  • The manual nature of benchtop goniometer measurement limits their throughput and suitability for high-volume manufacturing lines.

6. Operator Skill and Training:

  • Accurately using benchtop goniometers requires training and experience in interpreting contact angles and handling the instrument.

  • This can be a bottleneck in production settings, and operator errors can introduce additional variability.

While benchtop goniometers remain valuable tools for controlled laboratory settings, their limitations in geometry, deposition technique, measurement subjectivity, environmental sensitivity, and throughput render them less suitable for the demands of real-world manufacturing environments. Alternative measurement techniques with higher accuracy, reproducibility, and adaptability to complex geometries are more appropriate for measuring surface energy on the production floor.

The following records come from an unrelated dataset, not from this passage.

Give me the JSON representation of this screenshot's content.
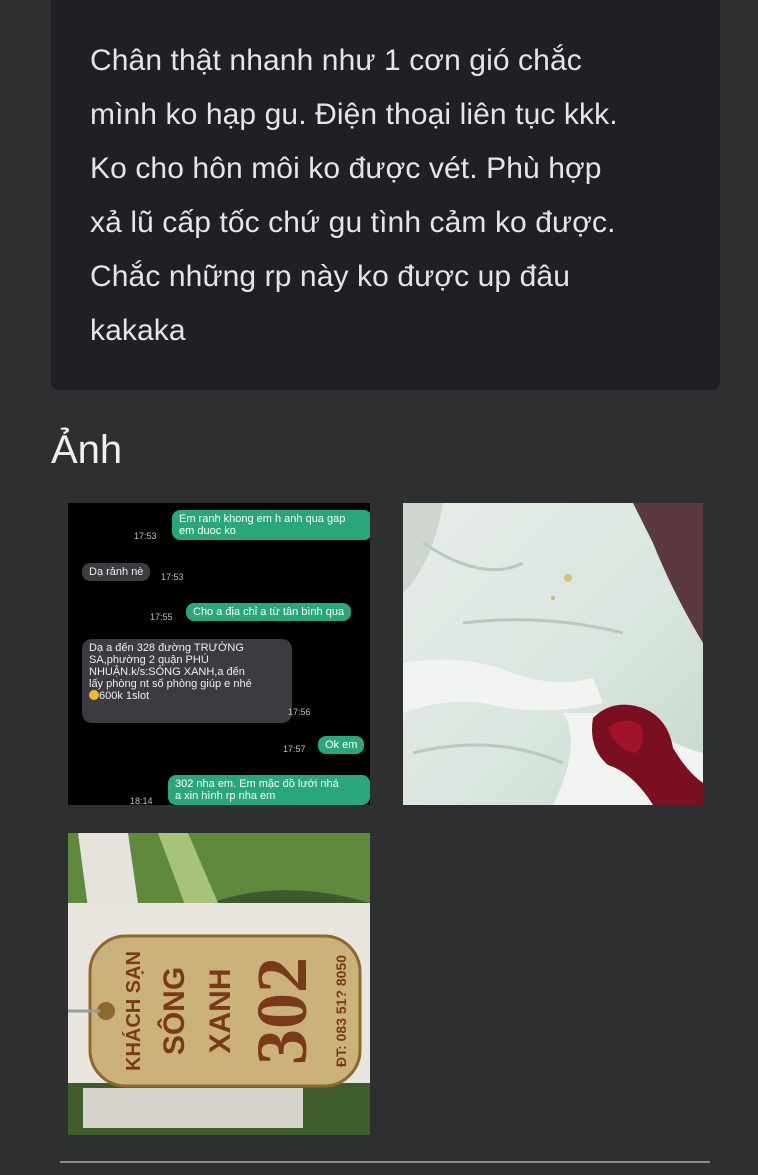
{
  "review": {
    "line1": "Chân thật nhanh như 1 cơn gió chắc",
    "line2": "mình ko hạp gu. Điện thoại liên tục kkk.",
    "line3": "Ko cho hôn môi ko được vét. Phù hợp",
    "line4": "xả lũ cấp tốc chứ gu tình cảm ko được.",
    "line5": "Chắc những rp này ko được up đâu",
    "line6": "kakaka"
  },
  "photos_section": {
    "title": "Ảnh"
  },
  "chat": {
    "m1_line1": "Em ranh khong em h anh qua gap",
    "m1_line2": "em duoc ko",
    "m1_time": "17:53",
    "m2_text": "Dạ rảnh nè",
    "m2_time": "17:53",
    "m3_text": "Cho a địa chỉ a từ tân bình qua",
    "m3_time": "17:55",
    "m4_line1": "Dạ a đến 328 đường TRƯỜNG",
    "m4_line2": "SA,phường 2 quận PHÚ",
    "m4_line3": "NHUẬN.k/s:SÔNG XANH,a đến",
    "m4_line4": "lấy phòng nt số phòng giúp e nhé",
    "m4_line5": "600k 1slot",
    "m4_time": "17:56",
    "m5_text": "Ok em",
    "m5_time": "17:57",
    "m6_line1": "302 nha em. Em mặc đồ lưới nhá",
    "m6_line2": "a xin hình rp nha em",
    "m6_time": "18:14"
  },
  "key_tag": {
    "line1": "KHÁCH SẠN",
    "line2": "SÔNG",
    "line3": "XANH",
    "room": "302",
    "phone": "ĐT: 083 51? 8050"
  },
  "colors": {
    "background": "#2e2f31",
    "card": "#1e2024",
    "outgoing_bubble": "#2aa77a",
    "incoming_bubble": "#3b3c40"
  }
}
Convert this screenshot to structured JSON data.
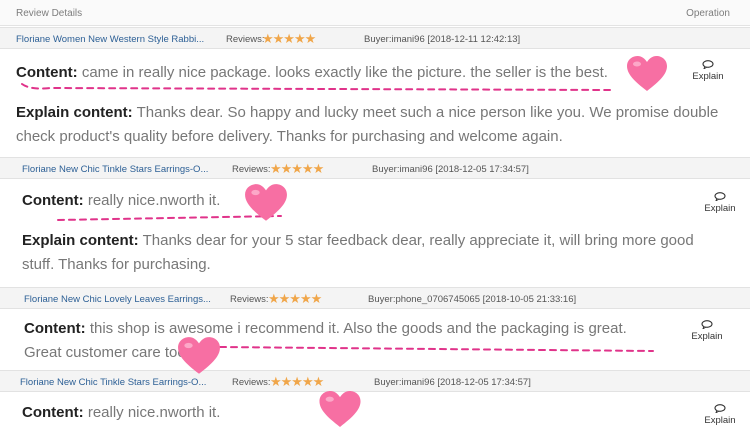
{
  "header": {
    "review_details": "Review Details",
    "operation": "Operation"
  },
  "reviews": [
    {
      "product": "Floriane Women New Western Style Rabbi...",
      "reviews_label": "Reviews:",
      "stars": "★★★★★",
      "buyer": "Buyer:imani96 [2018-12-11 12:42:13]",
      "content_label": "Content:",
      "content": "came in really nice package. looks exactly like the picture. the seller is the best.",
      "explain_label": "Explain content:",
      "explain": "Thanks dear. So happy and lucky meet such a nice person like you. We promise double check product's quality before delivery. Thanks for purchasing and welcome again.",
      "explain_button": "Explain"
    },
    {
      "product": "Floriane New Chic Tinkle Stars Earrings-O...",
      "reviews_label": "Reviews:",
      "stars": "★★★★★",
      "buyer": "Buyer:imani96 [2018-12-05 17:34:57]",
      "content_label": "Content:",
      "content": "really nice.nworth it.",
      "explain_label": "Explain content:",
      "explain": "Thanks dear for your 5 star feedback dear, really appreciate it, will bring more good stuff. Thanks for purchasing.",
      "explain_button": "Explain"
    },
    {
      "product": "Floriane New Chic Lovely Leaves Earrings...",
      "reviews_label": "Reviews:",
      "stars": "★★★★★",
      "buyer": "Buyer:phone_0706745065 [2018-10-05 21:33:16]",
      "content_label": "Content:",
      "content": "this shop is awesome i recommend it. Also the goods and the packaging is great. Great customer care too",
      "explain_button": "Explain"
    },
    {
      "product": "Floriane New Chic Tinkle Stars Earrings-O...",
      "reviews_label": "Reviews:",
      "stars": "★★★★★",
      "buyer": "Buyer:imani96 [2018-12-05 17:34:57]",
      "content_label": "Content:",
      "content": "really nice.nworth it.",
      "explain_button": "Explain"
    }
  ],
  "colors": {
    "heart": "#f76fa3",
    "squiggle": "#e0338a",
    "link": "#2c5f95",
    "star": "#f0a64a"
  }
}
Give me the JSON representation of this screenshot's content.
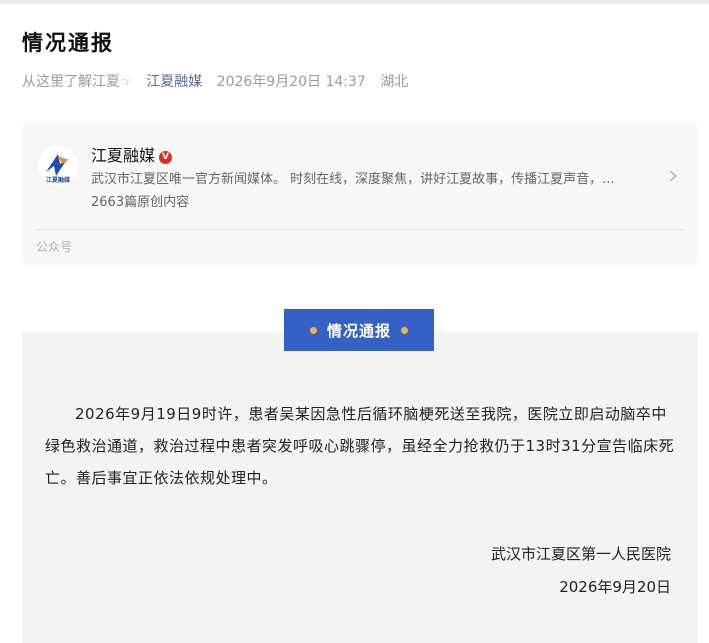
{
  "article": {
    "title": "情况通报",
    "meta": {
      "location_prompt": "从这里了解江夏",
      "hand_icon": "☞",
      "account_link": "江夏融媒",
      "datetime": "2026年9月20日 14:37",
      "region": "湖北"
    }
  },
  "account_card": {
    "name": "江夏融媒",
    "verified_badge": "V",
    "description": "武汉市江夏区唯一官方新闻媒体。 时刻在线，深度聚焦，讲好江夏故事，传播江夏声音，...",
    "original_count": "2663篇原创内容",
    "footer_label": "公众号",
    "logo_text": "江夏融媒",
    "colors": {
      "badge": "#e02e24",
      "logo_blue": "#1e4ea8",
      "logo_orange": "#f08a1d"
    }
  },
  "notice": {
    "banner_label": "情况通报",
    "body": "2026年9月19日9时许，患者吴某因急性后循环脑梗死送至我院，医院立即启动脑卒中绿色救治通道，救治过程中患者突发呼吸心跳骤停，虽经全力抢救仍于13时31分宣告临床死亡。善后事宜正依法依规处理中。",
    "signature_org": "武汉市江夏区第一人民医院",
    "signature_date": "2026年9月20日",
    "colors": {
      "banner": "#3561c4",
      "dot": "#f2b53b"
    }
  }
}
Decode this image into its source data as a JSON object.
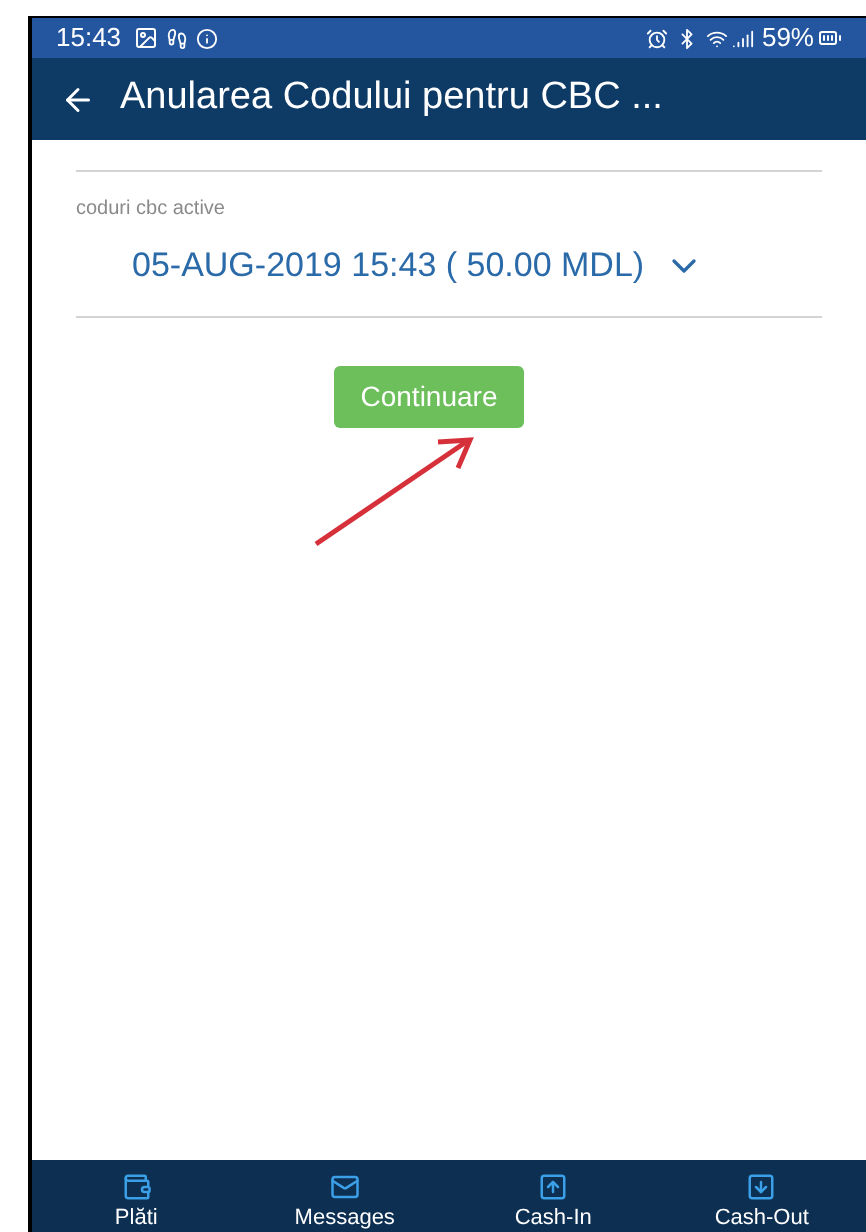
{
  "status_bar": {
    "time": "15:43",
    "battery": "59%"
  },
  "header": {
    "title": "Anularea Codului pentru CBC ..."
  },
  "field": {
    "label": "coduri cbc active",
    "value": "05-AUG-2019 15:43 ( 50.00 MDL)"
  },
  "button": {
    "label": "Continuare"
  },
  "bottom_nav": [
    {
      "label": "Plăti"
    },
    {
      "label": "Messages"
    },
    {
      "label": "Cash-In"
    },
    {
      "label": "Cash-Out"
    }
  ]
}
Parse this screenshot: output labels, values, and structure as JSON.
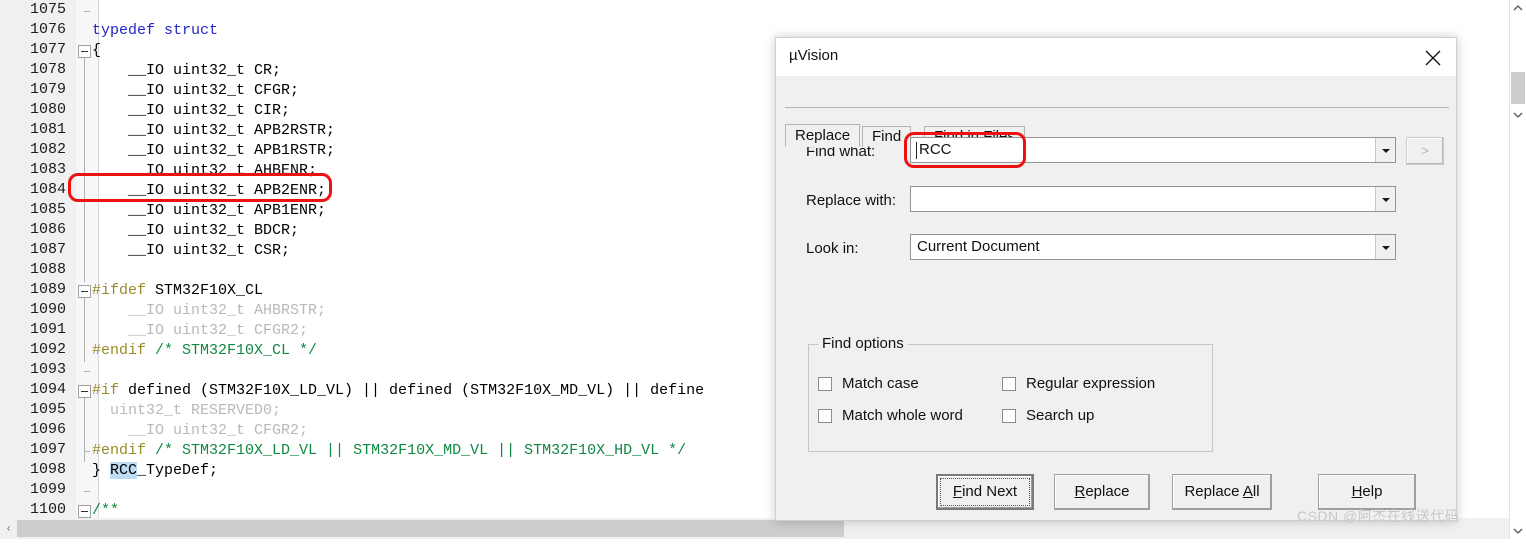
{
  "editor": {
    "lines": [
      {
        "num": "1075",
        "segments": [],
        "fold": "tick"
      },
      {
        "num": "1076",
        "segments": [
          {
            "t": "typedef struct",
            "c": "kw"
          }
        ]
      },
      {
        "num": "1077",
        "segments": [
          {
            "t": "{",
            "c": ""
          }
        ],
        "fold": "marker"
      },
      {
        "num": "1078",
        "segments": [
          {
            "t": "    __IO uint32_t CR;",
            "c": ""
          }
        ]
      },
      {
        "num": "1079",
        "segments": [
          {
            "t": "    __IO uint32_t CFGR;",
            "c": ""
          }
        ]
      },
      {
        "num": "1080",
        "segments": [
          {
            "t": "    __IO uint32_t CIR;",
            "c": ""
          }
        ]
      },
      {
        "num": "1081",
        "segments": [
          {
            "t": "    __IO uint32_t APB2RSTR;",
            "c": ""
          }
        ]
      },
      {
        "num": "1082",
        "segments": [
          {
            "t": "    __IO uint32_t APB1RSTR;",
            "c": ""
          }
        ]
      },
      {
        "num": "1083",
        "segments": [
          {
            "t": "    __IO uint32_t AHBENR;",
            "c": ""
          }
        ]
      },
      {
        "num": "1084",
        "segments": [
          {
            "t": "    __IO uint32_t APB2ENR;",
            "c": ""
          }
        ]
      },
      {
        "num": "1085",
        "segments": [
          {
            "t": "    __IO uint32_t APB1ENR;",
            "c": ""
          }
        ]
      },
      {
        "num": "1086",
        "segments": [
          {
            "t": "    __IO uint32_t BDCR;",
            "c": ""
          }
        ]
      },
      {
        "num": "1087",
        "segments": [
          {
            "t": "    __IO uint32_t CSR;",
            "c": ""
          }
        ]
      },
      {
        "num": "1088",
        "segments": []
      },
      {
        "num": "1089",
        "segments": [
          {
            "t": "#ifdef",
            "c": "pp"
          },
          {
            "t": " STM32F10X_CL",
            "c": ""
          }
        ],
        "fold": "marker"
      },
      {
        "num": "1090",
        "segments": [
          {
            "t": "    __IO uint32_t AHBRSTR;",
            "c": "dim"
          }
        ]
      },
      {
        "num": "1091",
        "segments": [
          {
            "t": "    __IO uint32_t CFGR2;",
            "c": "dim"
          }
        ]
      },
      {
        "num": "1092",
        "segments": [
          {
            "t": "#endif",
            "c": "pp"
          },
          {
            "t": " ",
            "c": ""
          },
          {
            "t": "/* STM32F10X_CL */",
            "c": "cm"
          }
        ]
      },
      {
        "num": "1093",
        "segments": [],
        "fold": "tick"
      },
      {
        "num": "1094",
        "segments": [
          {
            "t": "#if",
            "c": "pp"
          },
          {
            "t": " defined (STM32F10X_LD_VL) || defined (STM32F10X_MD_VL) || define",
            "c": ""
          }
        ],
        "fold": "marker"
      },
      {
        "num": "1095",
        "segments": [
          {
            "t": "  uint32_t RESERVED0;",
            "c": "dim"
          }
        ]
      },
      {
        "num": "1096",
        "segments": [
          {
            "t": "    __IO uint32_t CFGR2;",
            "c": "dim"
          }
        ]
      },
      {
        "num": "1097",
        "segments": [
          {
            "t": "#endif",
            "c": "pp"
          },
          {
            "t": " ",
            "c": ""
          },
          {
            "t": "/* STM32F10X_LD_VL || STM32F10X_MD_VL || STM32F10X_HD_VL */",
            "c": "cm"
          }
        ],
        "fold": "tick"
      },
      {
        "num": "1098",
        "segments": [
          {
            "t": "} ",
            "c": ""
          },
          {
            "t": "RCC",
            "c": "sel"
          },
          {
            "t": "_TypeDef;",
            "c": ""
          }
        ]
      },
      {
        "num": "1099",
        "segments": [],
        "fold": "tick"
      },
      {
        "num": "1100",
        "segments": [
          {
            "t": "/**",
            "c": "cm"
          }
        ],
        "fold": "marker"
      }
    ],
    "scrollbars": {
      "v_up": "▲",
      "v_down": "▼",
      "h_left": "‹"
    }
  },
  "dialog": {
    "title": "µVision",
    "close_label": "close-icon",
    "tabs": [
      {
        "label": "Replace",
        "active": true
      },
      {
        "label": "Find",
        "active": false
      },
      {
        "label": "Find in Files",
        "active": false
      }
    ],
    "fields": {
      "find_what_label": "Find what:",
      "find_what_value": "RCC",
      "replace_with_label": "Replace with:",
      "replace_with_value": "",
      "look_in_label": "Look in:",
      "look_in_value": "Current Document"
    },
    "arrow_button_label": ">",
    "find_options": {
      "group_label": "Find options",
      "checkboxes": [
        {
          "label": "Match case",
          "checked": false
        },
        {
          "label": "Regular expression",
          "checked": false
        },
        {
          "label": "Match whole word",
          "checked": false
        },
        {
          "label": "Search up",
          "checked": false
        }
      ]
    },
    "buttons": [
      {
        "label": "Find Next",
        "mnemonic": "F",
        "default": true
      },
      {
        "label": "Replace",
        "mnemonic": "R",
        "default": false
      },
      {
        "label": "Replace All",
        "mnemonic": "A",
        "default": false
      },
      {
        "label": "Help",
        "mnemonic": "H",
        "default": false
      }
    ]
  },
  "watermark": "CSDN @阿杰在线送代码",
  "colors": {
    "keyword": "#2424c8",
    "comment": "#118844",
    "preprocessor": "#9a8b2a",
    "inactive": "#b9b9b9",
    "selection": "#bfdcf5",
    "annotation": "#ee1111"
  }
}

Benchtop Goniometer Alternative

From aerospace to auto parts, the Surface Analyst™ has dominated industries where quality depends on optimal adhesion. This portable contact angle meter empowers manufacturers to eliminate guesswork and optimize product performance.

The Surface Analyst is more than just a clever handheld goniometer; it's a paradigm shift in contact angle analysis. By combining portability, multi-angle versatility, and the power of the patented Ballistic Deposition process, the Surface Analyst empowers you to reimagine the possibilities of surface characterization.

Unlike a benchtop goniometer, the Surface Analyst takes measurements vertically--rather than horizontally--using a patented process called Ballistic Deposition. The instrument deposits a stream of micro-drops that coalesce on the surface. The kinetic energy generated by this deposition allows the drop to spread out over the surface with little to no interference from rough surfaces. Because of Ballistic Deposition, measurements can also be taken at different angles and in hard-to-reach places.

The introduction of BConnect has connected this powerful Surface Analyst technology into a cloud-based solution that creates Surface Intelligence Networks for quality teams, plant managers, field service, and supply chain managers. This subscription-based solution eliminates the costs of equipment ownership and eliminates downtime for device calibration and servicing. 

A Comparison of Goniometers

Unlike a benchtop goniometer, which requires extensive training and a skilled operator, the Surface Analyst can be easily mastered in just a few minutes. Moreover, its measurements are objective, making it suitable for use by personnel of different skill levels within a company.

In an outside study comparing the Surface Analyst with two other goniometers, the Surface Analyst showed more consistency and accuracy. This result is due to the Surface Analyst's ability to Ballistically Deposit water droplets on the surface. The inconsistencies in the other goniometers are most likely due to surface roughness. Because a syringe drops these liquids, they lack the kinetic energy of a ballistically deposited drop, and they lose the ability to accurately measure surfaces that are rough.

The benchtop goniometer is an invaluable instrument for measuring surface energy under controlled laboratory settings. Brighton Science's Surface Analyst combined with BConect offers a solution for precise repeatability and a powerful Surface Intelligence Network that enables organizations to unlock a new dimension of productivity, as well as explore powerful changes in their product and service model.

Read the technical paper featuring the comparison between the Surface Analyst and a benchtop goniometer. This paper displays engaging data and thorough analysis by Brighton Science's Chief Scientist, Dr. Giles Dillingham.

Download the eBook “What is Contact Angle? Bridging the Gap: How Contact Angle Insights Drive Manufacturing and Supply Chain Innovations" to learn how your business can use contact angle measurements to ensure quality-driven surface preparation.